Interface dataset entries
BEGIN

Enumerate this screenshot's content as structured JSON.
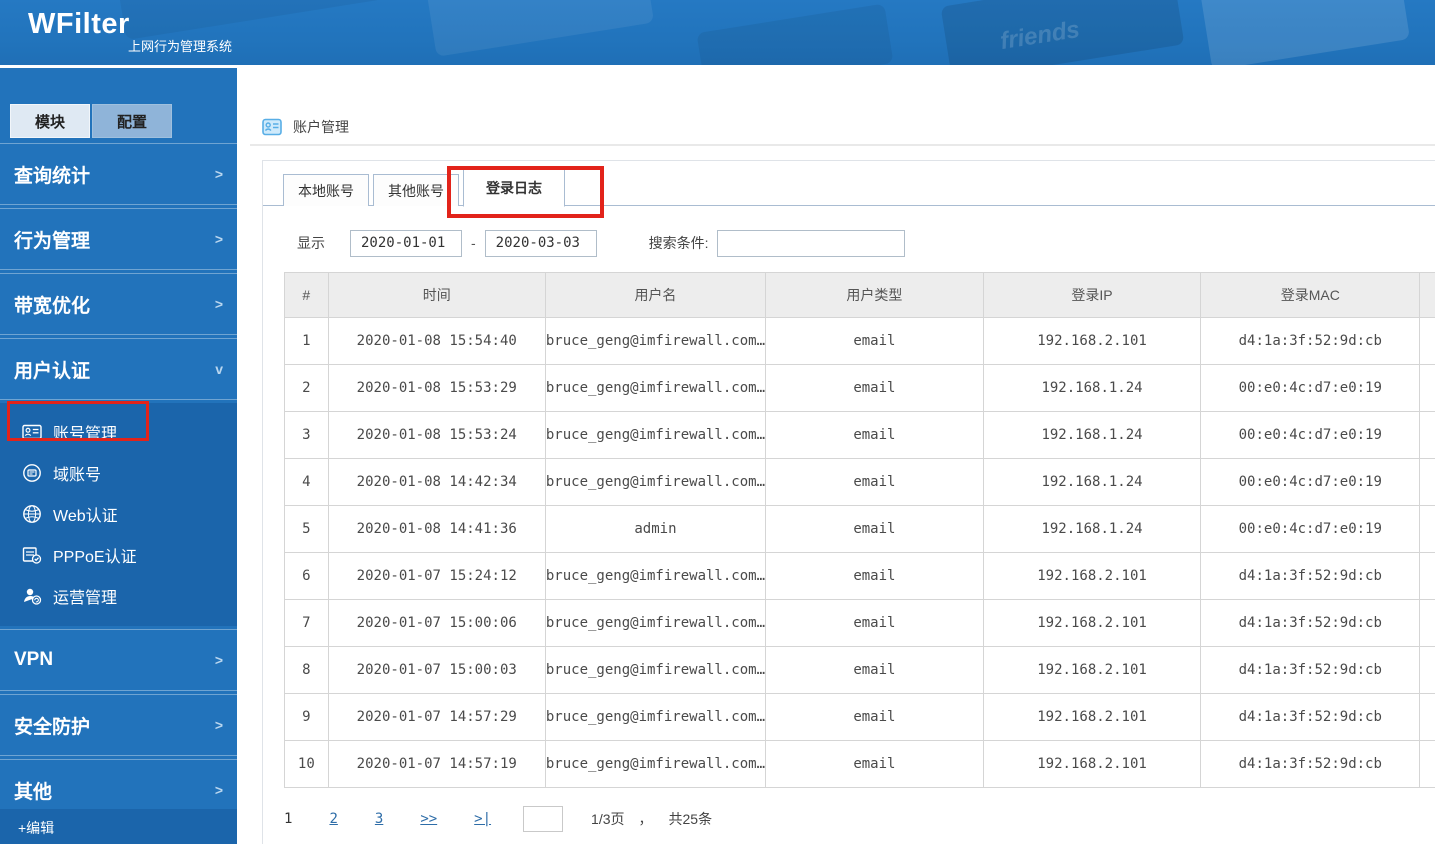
{
  "header": {
    "logo": "WFilter",
    "subtitle": "上网行为管理系统",
    "keycap_label": "friends"
  },
  "sidebar": {
    "tabs": [
      {
        "label": "模块",
        "active": true
      },
      {
        "label": "配置",
        "active": false
      }
    ],
    "menu_top": [
      {
        "label": "查询统计",
        "chevron": ">"
      },
      {
        "label": "行为管理",
        "chevron": ">"
      },
      {
        "label": "带宽优化",
        "chevron": ">"
      },
      {
        "label": "用户认证",
        "chevron": "v",
        "active": true
      }
    ],
    "submenu": [
      {
        "label": "账号管理",
        "icon": "id-card-icon",
        "highlight": true
      },
      {
        "label": "域账号",
        "icon": "domain-account-icon"
      },
      {
        "label": "Web认证",
        "icon": "globe-icon"
      },
      {
        "label": "PPPoE认证",
        "icon": "document-check-icon"
      },
      {
        "label": "运营管理",
        "icon": "operator-icon"
      }
    ],
    "menu_bottom": [
      {
        "label": "VPN",
        "chevron": ">"
      },
      {
        "label": "安全防护",
        "chevron": ">"
      },
      {
        "label": "其他",
        "chevron": ">"
      }
    ],
    "edit_label": "+编辑"
  },
  "breadcrumb": {
    "title": "账户管理"
  },
  "content_tabs": [
    {
      "label": "本地账号",
      "active": false
    },
    {
      "label": "其他账号",
      "active": false
    },
    {
      "label": "登录日志",
      "active": true
    }
  ],
  "filters": {
    "show_label": "显示",
    "date_from": "2020-01-01",
    "date_separator": "-",
    "date_to": "2020-03-03",
    "search_label": "搜索条件:",
    "search_value": ""
  },
  "table": {
    "columns": [
      "#",
      "时间",
      "用户名",
      "用户类型",
      "登录IP",
      "登录MAC",
      ""
    ],
    "rows": [
      [
        "1",
        "2020-01-08 15:54:40",
        "bruce_geng@imfirewall.com…",
        "email",
        "192.168.2.101",
        "d4:1a:3f:52:9d:cb",
        ""
      ],
      [
        "2",
        "2020-01-08 15:53:29",
        "bruce_geng@imfirewall.com…",
        "email",
        "192.168.1.24",
        "00:e0:4c:d7:e0:19",
        ""
      ],
      [
        "3",
        "2020-01-08 15:53:24",
        "bruce_geng@imfirewall.com…",
        "email",
        "192.168.1.24",
        "00:e0:4c:d7:e0:19",
        ""
      ],
      [
        "4",
        "2020-01-08 14:42:34",
        "bruce_geng@imfirewall.com…",
        "email",
        "192.168.1.24",
        "00:e0:4c:d7:e0:19",
        ""
      ],
      [
        "5",
        "2020-01-08 14:41:36",
        "admin",
        "email",
        "192.168.1.24",
        "00:e0:4c:d7:e0:19",
        ""
      ],
      [
        "6",
        "2020-01-07 15:24:12",
        "bruce_geng@imfirewall.com…",
        "email",
        "192.168.2.101",
        "d4:1a:3f:52:9d:cb",
        ""
      ],
      [
        "7",
        "2020-01-07 15:00:06",
        "bruce_geng@imfirewall.com…",
        "email",
        "192.168.2.101",
        "d4:1a:3f:52:9d:cb",
        ""
      ],
      [
        "8",
        "2020-01-07 15:00:03",
        "bruce_geng@imfirewall.com…",
        "email",
        "192.168.2.101",
        "d4:1a:3f:52:9d:cb",
        ""
      ],
      [
        "9",
        "2020-01-07 14:57:29",
        "bruce_geng@imfirewall.com…",
        "email",
        "192.168.2.101",
        "d4:1a:3f:52:9d:cb",
        ""
      ],
      [
        "10",
        "2020-01-07 14:57:19",
        "bruce_geng@imfirewall.com…",
        "email",
        "192.168.2.101",
        "d4:1a:3f:52:9d:cb",
        ""
      ]
    ]
  },
  "pagination": {
    "current": "1",
    "pages": [
      "2",
      "3"
    ],
    "next_label": ">>",
    "last_label": ">|",
    "input_value": "",
    "page_info": "1/3页",
    "comma": "，",
    "total_info": "共25条"
  },
  "colors": {
    "banner_blue": "#2173bb",
    "sidebar_blue": "#2273bb",
    "submenu_blue": "#1b65ab",
    "active_tab_bar": "#6fa3d8",
    "annotation_red": "#e2231a",
    "link_blue": "#2e6da8",
    "table_header_bg": "#ededed"
  }
}
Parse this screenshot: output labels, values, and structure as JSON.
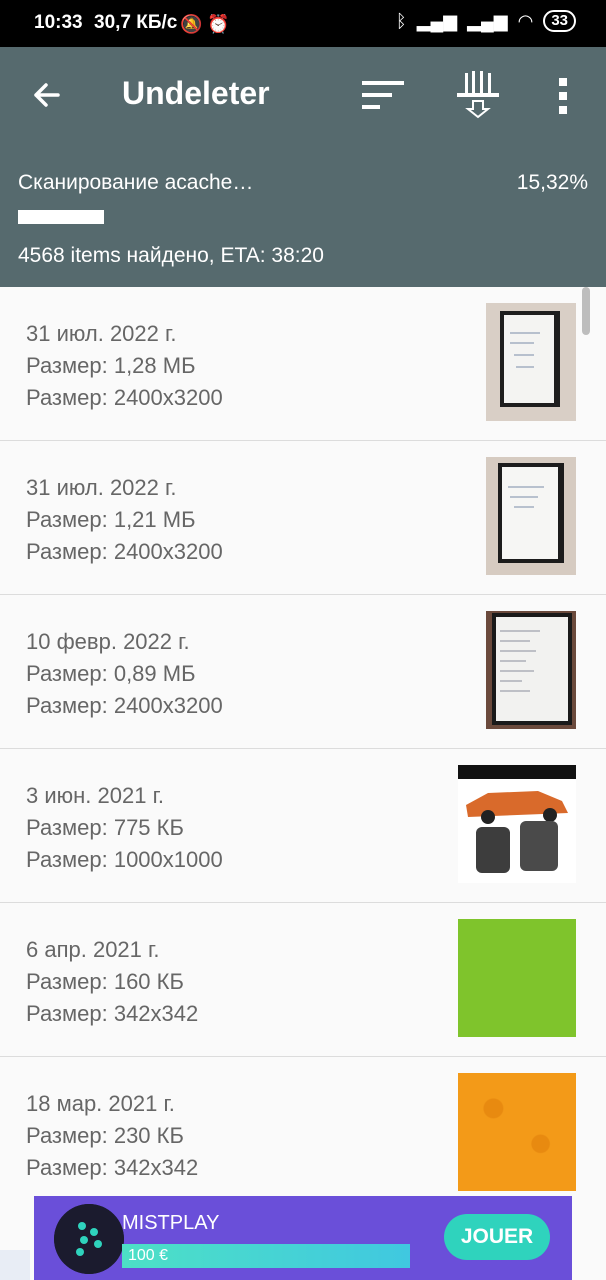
{
  "statusbar": {
    "time": "10:33",
    "speed": "30,7 КБ/с",
    "battery": "33"
  },
  "appbar": {
    "title": "Undeleter"
  },
  "scan": {
    "status": "Сканирование acache…",
    "percent": "15,32%",
    "progress": 0.1532,
    "found": "4568 items найдено, ETA: 38:20"
  },
  "items": [
    {
      "date": "31 июл. 2022 г.",
      "size": "Размер: 1,28 МБ",
      "dims": "Размер: 2400x3200",
      "thumb": "notebook-photo"
    },
    {
      "date": "31 июл. 2022 г.",
      "size": "Размер: 1,21 МБ",
      "dims": "Размер: 2400x3200",
      "thumb": "notebook-photo"
    },
    {
      "date": "10 февр. 2022 г.",
      "size": "Размер: 0,89 МБ",
      "dims": "Размер: 2400x3200",
      "thumb": "notebook-photo"
    },
    {
      "date": "3 июн. 2021 г.",
      "size": "Размер: 775 КБ",
      "dims": "Размер: 1000x1000",
      "thumb": "car-photo"
    },
    {
      "date": "6 апр. 2021 г.",
      "size": "Размер: 160 КБ",
      "dims": "Размер: 342x342",
      "thumb": "green-pattern"
    },
    {
      "date": "18 мар. 2021 г.",
      "size": "Размер: 230 КБ",
      "dims": "Размер: 342x342",
      "thumb": "orange-pattern"
    }
  ],
  "ad": {
    "name": "MISTPLAY",
    "bar_label": "100 €",
    "button": "JOUER"
  },
  "colors": {
    "appbar": "#566a6e",
    "green": "#7fc42c",
    "orange": "#f39a18",
    "ad": "#6a4fd9"
  }
}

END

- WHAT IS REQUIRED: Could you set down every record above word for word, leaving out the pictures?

- SOLUTION FOR THIS EXERCISE:
Enumerate this screenshot's content as structured JSON.
{
  "header": {
    "logo": "WFilter",
    "subtitle": "上网行为管理系统",
    "keycap_label": "friends"
  },
  "sidebar": {
    "tabs": [
      {
        "label": "模块",
        "active": true
      },
      {
        "label": "配置",
        "active": false
      }
    ],
    "menu_top": [
      {
        "label": "查询统计",
        "chevron": ">"
      },
      {
        "label": "行为管理",
        "chevron": ">"
      },
      {
        "label": "带宽优化",
        "chevron": ">"
      },
      {
        "label": "用户认证",
        "chevron": "v",
        "active": true
      }
    ],
    "submenu": [
      {
        "label": "账号管理",
        "icon": "id-card-icon",
        "highlight": true
      },
      {
        "label": "域账号",
        "icon": "domain-account-icon"
      },
      {
        "label": "Web认证",
        "icon": "globe-icon"
      },
      {
        "label": "PPPoE认证",
        "icon": "document-check-icon"
      },
      {
        "label": "运营管理",
        "icon": "operator-icon"
      }
    ],
    "menu_bottom": [
      {
        "label": "VPN",
        "chevron": ">"
      },
      {
        "label": "安全防护",
        "chevron": ">"
      },
      {
        "label": "其他",
        "chevron": ">"
      }
    ],
    "edit_label": "+编辑"
  },
  "breadcrumb": {
    "title": "账户管理"
  },
  "content_tabs": [
    {
      "label": "本地账号",
      "active": false
    },
    {
      "label": "其他账号",
      "active": false
    },
    {
      "label": "登录日志",
      "active": true
    }
  ],
  "filters": {
    "show_label": "显示",
    "date_from": "2020-01-01",
    "date_separator": "-",
    "date_to": "2020-03-03",
    "search_label": "搜索条件:",
    "search_value": ""
  },
  "table": {
    "columns": [
      "#",
      "时间",
      "用户名",
      "用户类型",
      "登录IP",
      "登录MAC",
      ""
    ],
    "rows": [
      [
        "1",
        "2020-01-08 15:54:40",
        "bruce_geng@imfirewall.com…",
        "email",
        "192.168.2.101",
        "d4:1a:3f:52:9d:cb",
        ""
      ],
      [
        "2",
        "2020-01-08 15:53:29",
        "bruce_geng@imfirewall.com…",
        "email",
        "192.168.1.24",
        "00:e0:4c:d7:e0:19",
        ""
      ],
      [
        "3",
        "2020-01-08 15:53:24",
        "bruce_geng@imfirewall.com…",
        "email",
        "192.168.1.24",
        "00:e0:4c:d7:e0:19",
        ""
      ],
      [
        "4",
        "2020-01-08 14:42:34",
        "bruce_geng@imfirewall.com…",
        "email",
        "192.168.1.24",
        "00:e0:4c:d7:e0:19",
        ""
      ],
      [
        "5",
        "2020-01-08 14:41:36",
        "admin",
        "email",
        "192.168.1.24",
        "00:e0:4c:d7:e0:19",
        ""
      ],
      [
        "6",
        "2020-01-07 15:24:12",
        "bruce_geng@imfirewall.com…",
        "email",
        "192.168.2.101",
        "d4:1a:3f:52:9d:cb",
        ""
      ],
      [
        "7",
        "2020-01-07 15:00:06",
        "bruce_geng@imfirewall.com…",
        "email",
        "192.168.2.101",
        "d4:1a:3f:52:9d:cb",
        ""
      ],
      [
        "8",
        "2020-01-07 15:00:03",
        "bruce_geng@imfirewall.com…",
        "email",
        "192.168.2.101",
        "d4:1a:3f:52:9d:cb",
        ""
      ],
      [
        "9",
        "2020-01-07 14:57:29",
        "bruce_geng@imfirewall.com…",
        "email",
        "192.168.2.101",
        "d4:1a:3f:52:9d:cb",
        ""
      ],
      [
        "10",
        "2020-01-07 14:57:19",
        "bruce_geng@imfirewall.com…",
        "email",
        "192.168.2.101",
        "d4:1a:3f:52:9d:cb",
        ""
      ]
    ]
  },
  "pagination": {
    "current": "1",
    "pages": [
      "2",
      "3"
    ],
    "next_label": ">>",
    "last_label": ">|",
    "input_value": "",
    "page_info": "1/3页",
    "comma": "，",
    "total_info": "共25条"
  },
  "colors": {
    "banner_blue": "#2173bb",
    "sidebar_blue": "#2273bb",
    "submenu_blue": "#1b65ab",
    "active_tab_bar": "#6fa3d8",
    "annotation_red": "#e2231a",
    "link_blue": "#2e6da8",
    "table_header_bg": "#ededed"
  }
}
Parse this screenshot: output labels, values, and structure as JSON.
{
  "statusbar": {
    "time": "10:33",
    "speed": "30,7 КБ/с",
    "battery": "33"
  },
  "appbar": {
    "title": "Undeleter"
  },
  "scan": {
    "status": "Сканирование acache…",
    "percent": "15,32%",
    "progress": 0.1532,
    "found": "4568 items найдено, ETA: 38:20"
  },
  "items": [
    {
      "date": "31 июл. 2022 г.",
      "size": "Размер: 1,28 МБ",
      "dims": "Размер: 2400x3200",
      "thumb": "notebook-photo"
    },
    {
      "date": "31 июл. 2022 г.",
      "size": "Размер: 1,21 МБ",
      "dims": "Размер: 2400x3200",
      "thumb": "notebook-photo"
    },
    {
      "date": "10 февр. 2022 г.",
      "size": "Размер: 0,89 МБ",
      "dims": "Размер: 2400x3200",
      "thumb": "notebook-photo"
    },
    {
      "date": "3 июн. 2021 г.",
      "size": "Размер: 775 КБ",
      "dims": "Размер: 1000x1000",
      "thumb": "car-photo"
    },
    {
      "date": "6 апр. 2021 г.",
      "size": "Размер: 160 КБ",
      "dims": "Размер: 342x342",
      "thumb": "green-pattern"
    },
    {
      "date": "18 мар. 2021 г.",
      "size": "Размер: 230 КБ",
      "dims": "Размер: 342x342",
      "thumb": "orange-pattern"
    }
  ],
  "ad": {
    "name": "MISTPLAY",
    "bar_label": "100 €",
    "button": "JOUER"
  },
  "colors": {
    "appbar": "#566a6e",
    "green": "#7fc42c",
    "orange": "#f39a18",
    "ad": "#6a4fd9"
  }
}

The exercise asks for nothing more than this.